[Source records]
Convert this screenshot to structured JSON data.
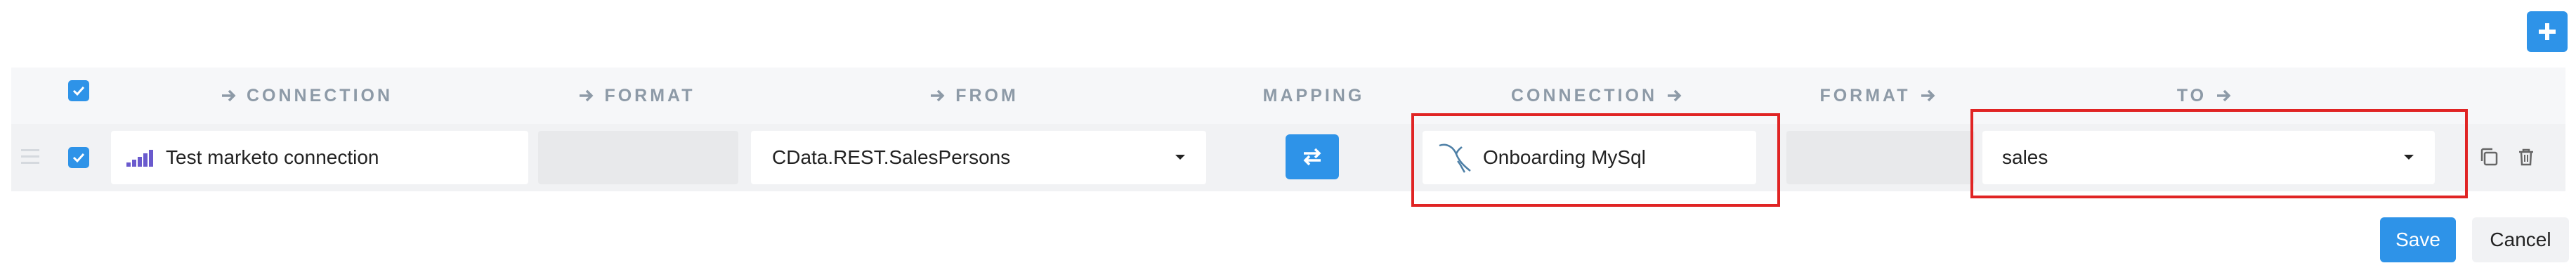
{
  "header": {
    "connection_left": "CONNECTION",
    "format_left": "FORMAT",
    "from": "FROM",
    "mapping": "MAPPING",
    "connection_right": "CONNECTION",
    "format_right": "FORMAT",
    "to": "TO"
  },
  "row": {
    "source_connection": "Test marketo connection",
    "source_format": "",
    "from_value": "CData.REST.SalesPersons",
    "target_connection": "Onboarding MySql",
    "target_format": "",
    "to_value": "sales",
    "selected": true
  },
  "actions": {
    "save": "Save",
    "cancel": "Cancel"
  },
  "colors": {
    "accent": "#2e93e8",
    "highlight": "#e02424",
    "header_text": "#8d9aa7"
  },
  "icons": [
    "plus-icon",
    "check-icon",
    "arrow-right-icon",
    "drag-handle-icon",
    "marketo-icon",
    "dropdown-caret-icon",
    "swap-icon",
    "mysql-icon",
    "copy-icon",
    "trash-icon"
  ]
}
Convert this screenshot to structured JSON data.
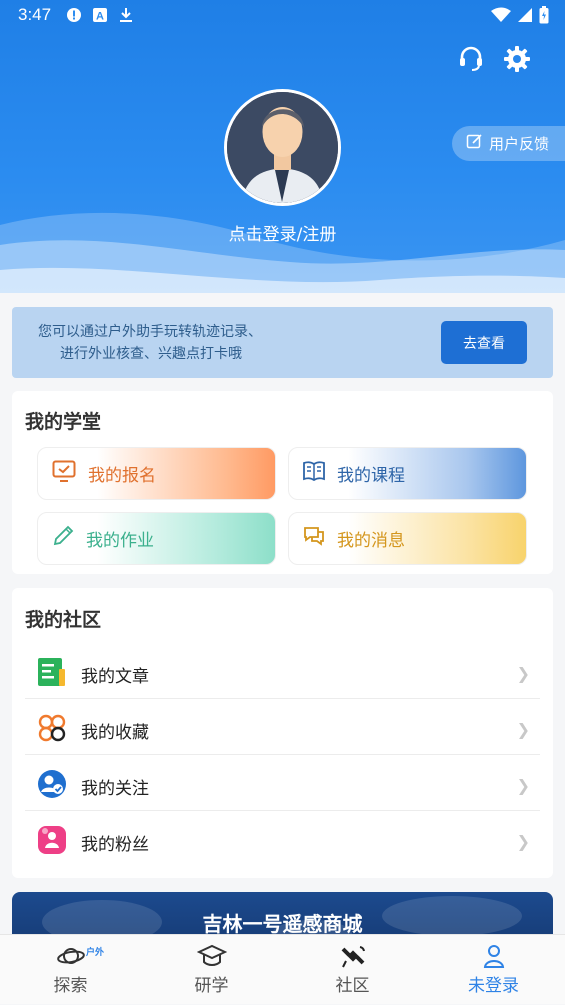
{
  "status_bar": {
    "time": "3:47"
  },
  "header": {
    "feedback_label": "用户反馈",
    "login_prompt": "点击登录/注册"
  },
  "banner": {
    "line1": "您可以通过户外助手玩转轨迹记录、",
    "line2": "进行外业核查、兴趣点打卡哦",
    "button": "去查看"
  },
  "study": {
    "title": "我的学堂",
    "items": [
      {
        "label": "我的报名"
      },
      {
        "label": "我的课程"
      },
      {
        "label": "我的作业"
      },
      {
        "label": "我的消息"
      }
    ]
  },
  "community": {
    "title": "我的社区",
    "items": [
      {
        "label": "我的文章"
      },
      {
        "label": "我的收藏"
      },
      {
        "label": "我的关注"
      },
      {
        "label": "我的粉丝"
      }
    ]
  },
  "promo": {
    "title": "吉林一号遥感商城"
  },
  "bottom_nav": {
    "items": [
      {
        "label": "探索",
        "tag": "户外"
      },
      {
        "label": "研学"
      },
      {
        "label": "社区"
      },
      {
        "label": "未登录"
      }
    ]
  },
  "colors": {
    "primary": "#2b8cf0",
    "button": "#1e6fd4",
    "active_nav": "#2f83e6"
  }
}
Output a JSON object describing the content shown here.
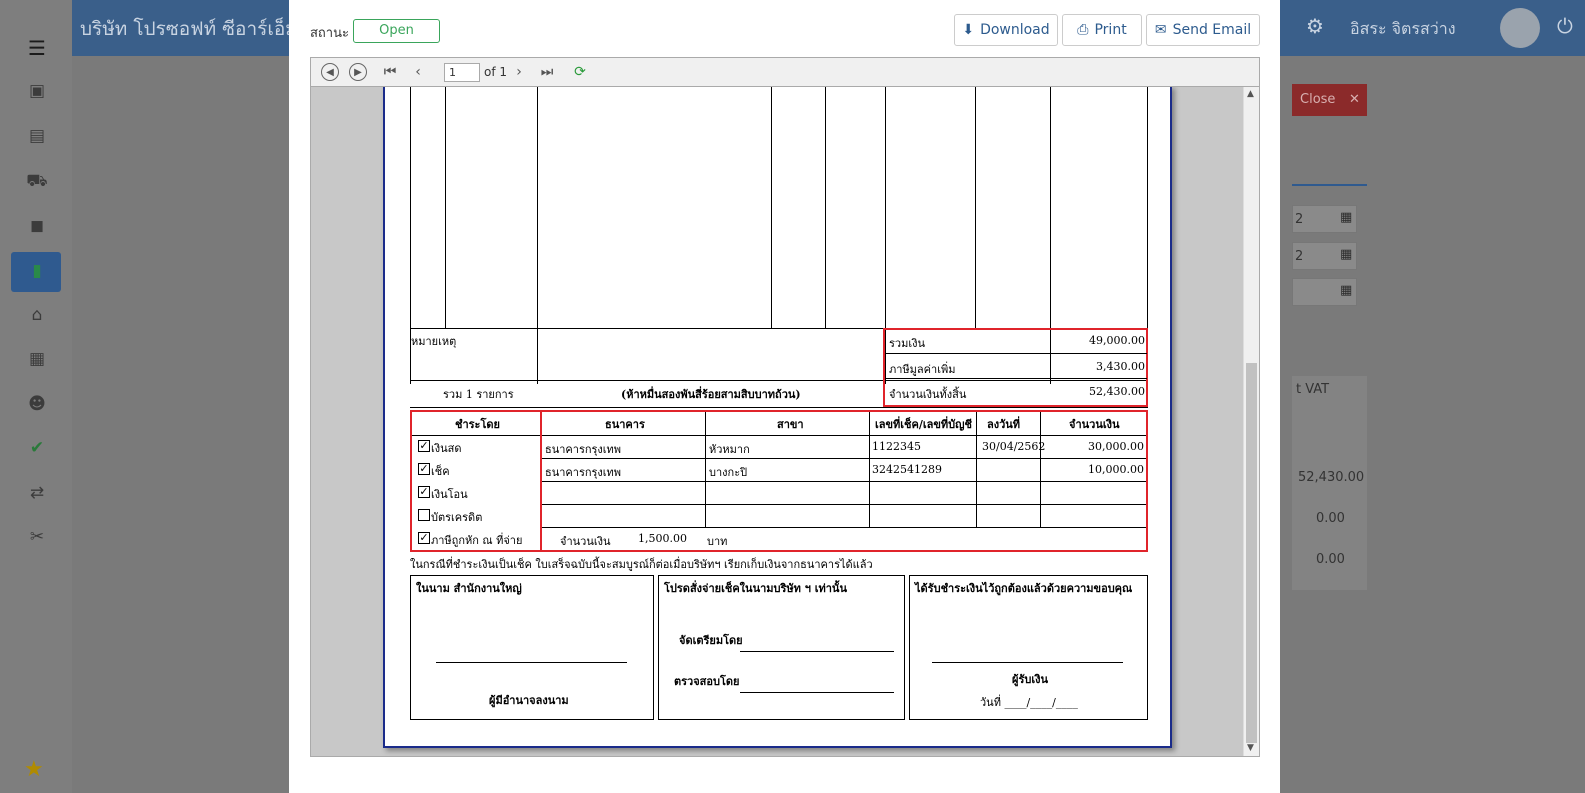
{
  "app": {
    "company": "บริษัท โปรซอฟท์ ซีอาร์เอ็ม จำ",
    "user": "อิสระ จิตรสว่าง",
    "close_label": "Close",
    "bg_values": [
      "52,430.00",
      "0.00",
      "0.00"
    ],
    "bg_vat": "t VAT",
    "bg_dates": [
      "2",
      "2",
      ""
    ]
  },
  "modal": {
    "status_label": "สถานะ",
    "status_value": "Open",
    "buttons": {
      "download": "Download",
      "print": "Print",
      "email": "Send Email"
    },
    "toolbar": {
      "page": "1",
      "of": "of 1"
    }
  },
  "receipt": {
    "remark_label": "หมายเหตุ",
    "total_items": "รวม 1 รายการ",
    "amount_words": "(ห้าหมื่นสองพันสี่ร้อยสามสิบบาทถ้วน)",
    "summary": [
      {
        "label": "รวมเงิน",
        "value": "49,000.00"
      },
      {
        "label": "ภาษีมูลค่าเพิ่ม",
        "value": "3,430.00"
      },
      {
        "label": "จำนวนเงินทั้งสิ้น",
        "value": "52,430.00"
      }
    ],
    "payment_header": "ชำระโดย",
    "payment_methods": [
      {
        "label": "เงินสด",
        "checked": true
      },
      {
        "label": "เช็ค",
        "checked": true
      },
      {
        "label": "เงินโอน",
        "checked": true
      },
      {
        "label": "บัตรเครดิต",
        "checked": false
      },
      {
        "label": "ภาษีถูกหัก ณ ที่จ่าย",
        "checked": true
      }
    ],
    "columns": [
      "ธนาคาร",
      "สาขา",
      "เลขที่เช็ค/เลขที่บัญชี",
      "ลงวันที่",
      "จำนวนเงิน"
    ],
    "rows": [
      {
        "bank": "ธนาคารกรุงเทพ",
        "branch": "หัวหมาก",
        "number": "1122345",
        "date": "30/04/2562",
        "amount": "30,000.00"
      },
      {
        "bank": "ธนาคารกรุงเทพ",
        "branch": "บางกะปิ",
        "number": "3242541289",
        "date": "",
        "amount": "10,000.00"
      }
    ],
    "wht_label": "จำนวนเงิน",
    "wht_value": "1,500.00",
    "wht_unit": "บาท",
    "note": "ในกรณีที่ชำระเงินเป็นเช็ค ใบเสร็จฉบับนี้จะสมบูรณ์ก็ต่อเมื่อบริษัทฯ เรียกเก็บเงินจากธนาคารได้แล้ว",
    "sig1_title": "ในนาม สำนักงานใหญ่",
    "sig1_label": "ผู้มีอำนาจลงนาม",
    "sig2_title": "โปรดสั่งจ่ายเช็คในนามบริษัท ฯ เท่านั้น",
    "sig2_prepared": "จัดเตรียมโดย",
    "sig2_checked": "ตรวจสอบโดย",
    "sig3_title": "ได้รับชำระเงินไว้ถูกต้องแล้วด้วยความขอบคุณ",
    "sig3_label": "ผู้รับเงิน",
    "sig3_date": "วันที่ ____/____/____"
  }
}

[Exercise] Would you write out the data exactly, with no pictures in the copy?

[Answer to this task]
Convert this screenshot to structured JSON data.
{
  "header": {
    "connection_left": "CONNECTION",
    "format_left": "FORMAT",
    "from": "FROM",
    "mapping": "MAPPING",
    "connection_right": "CONNECTION",
    "format_right": "FORMAT",
    "to": "TO"
  },
  "row": {
    "source_connection": "Test marketo connection",
    "source_format": "",
    "from_value": "CData.REST.SalesPersons",
    "target_connection": "Onboarding MySql",
    "target_format": "",
    "to_value": "sales",
    "selected": true
  },
  "actions": {
    "save": "Save",
    "cancel": "Cancel"
  },
  "colors": {
    "accent": "#2e93e8",
    "highlight": "#e02424",
    "header_text": "#8d9aa7"
  },
  "icons": [
    "plus-icon",
    "check-icon",
    "arrow-right-icon",
    "drag-handle-icon",
    "marketo-icon",
    "dropdown-caret-icon",
    "swap-icon",
    "mysql-icon",
    "copy-icon",
    "trash-icon"
  ]
}
Convert this screenshot to structured JSON data.
{
  "status_bar": {
    "time": "3:47"
  },
  "header": {
    "feedback_label": "用户反馈",
    "login_prompt": "点击登录/注册"
  },
  "banner": {
    "line1": "您可以通过户外助手玩转轨迹记录、",
    "line2": "进行外业核查、兴趣点打卡哦",
    "button": "去查看"
  },
  "study": {
    "title": "我的学堂",
    "items": [
      {
        "label": "我的报名"
      },
      {
        "label": "我的课程"
      },
      {
        "label": "我的作业"
      },
      {
        "label": "我的消息"
      }
    ]
  },
  "community": {
    "title": "我的社区",
    "items": [
      {
        "label": "我的文章"
      },
      {
        "label": "我的收藏"
      },
      {
        "label": "我的关注"
      },
      {
        "label": "我的粉丝"
      }
    ]
  },
  "promo": {
    "title": "吉林一号遥感商城"
  },
  "bottom_nav": {
    "items": [
      {
        "label": "探索",
        "tag": "户外"
      },
      {
        "label": "研学"
      },
      {
        "label": "社区"
      },
      {
        "label": "未登录"
      }
    ]
  },
  "colors": {
    "primary": "#2b8cf0",
    "button": "#1e6fd4",
    "active_nav": "#2f83e6"
  }
}
Output a JSON object describing the content shown here.
{
  "app": {
    "company": "บริษัท โปรซอฟท์ ซีอาร์เอ็ม จำ",
    "user": "อิสระ จิตรสว่าง",
    "close_label": "Close",
    "bg_values": [
      "52,430.00",
      "0.00",
      "0.00"
    ],
    "bg_vat": "t VAT",
    "bg_dates": [
      "2",
      "2",
      ""
    ]
  },
  "modal": {
    "status_label": "สถานะ",
    "status_value": "Open",
    "buttons": {
      "download": "Download",
      "print": "Print",
      "email": "Send Email"
    },
    "toolbar": {
      "page": "1",
      "of": "of 1"
    }
  },
  "receipt": {
    "remark_label": "หมายเหตุ",
    "total_items": "รวม 1 รายการ",
    "amount_words": "(ห้าหมื่นสองพันสี่ร้อยสามสิบบาทถ้วน)",
    "summary": [
      {
        "label": "รวมเงิน",
        "value": "49,000.00"
      },
      {
        "label": "ภาษีมูลค่าเพิ่ม",
        "value": "3,430.00"
      },
      {
        "label": "จำนวนเงินทั้งสิ้น",
        "value": "52,430.00"
      }
    ],
    "payment_header": "ชำระโดย",
    "payment_methods": [
      {
        "label": "เงินสด",
        "checked": true
      },
      {
        "label": "เช็ค",
        "checked": true
      },
      {
        "label": "เงินโอน",
        "checked": true
      },
      {
        "label": "บัตรเครดิต",
        "checked": false
      },
      {
        "label": "ภาษีถูกหัก ณ ที่จ่าย",
        "checked": true
      }
    ],
    "columns": [
      "ธนาคาร",
      "สาขา",
      "เลขที่เช็ค/เลขที่บัญชี",
      "ลงวันที่",
      "จำนวนเงิน"
    ],
    "rows": [
      {
        "bank": "ธนาคารกรุงเทพ",
        "branch": "หัวหมาก",
        "number": "1122345",
        "date": "30/04/2562",
        "amount": "30,000.00"
      },
      {
        "bank": "ธนาคารกรุงเทพ",
        "branch": "บางกะปิ",
        "number": "3242541289",
        "date": "",
        "amount": "10,000.00"
      }
    ],
    "wht_label": "จำนวนเงิน",
    "wht_value": "1,500.00",
    "wht_unit": "บาท",
    "note": "ในกรณีที่ชำระเงินเป็นเช็ค ใบเสร็จฉบับนี้จะสมบูรณ์ก็ต่อเมื่อบริษัทฯ เรียกเก็บเงินจากธนาคารได้แล้ว",
    "sig1_title": "ในนาม สำนักงานใหญ่",
    "sig1_label": "ผู้มีอำนาจลงนาม",
    "sig2_title": "โปรดสั่งจ่ายเช็คในนามบริษัท ฯ เท่านั้น",
    "sig2_prepared": "จัดเตรียมโดย",
    "sig2_checked": "ตรวจสอบโดย",
    "sig3_title": "ได้รับชำระเงินไว้ถูกต้องแล้วด้วยความขอบคุณ",
    "sig3_label": "ผู้รับเงิน",
    "sig3_date": "วันที่ ____/____/____"
  }
}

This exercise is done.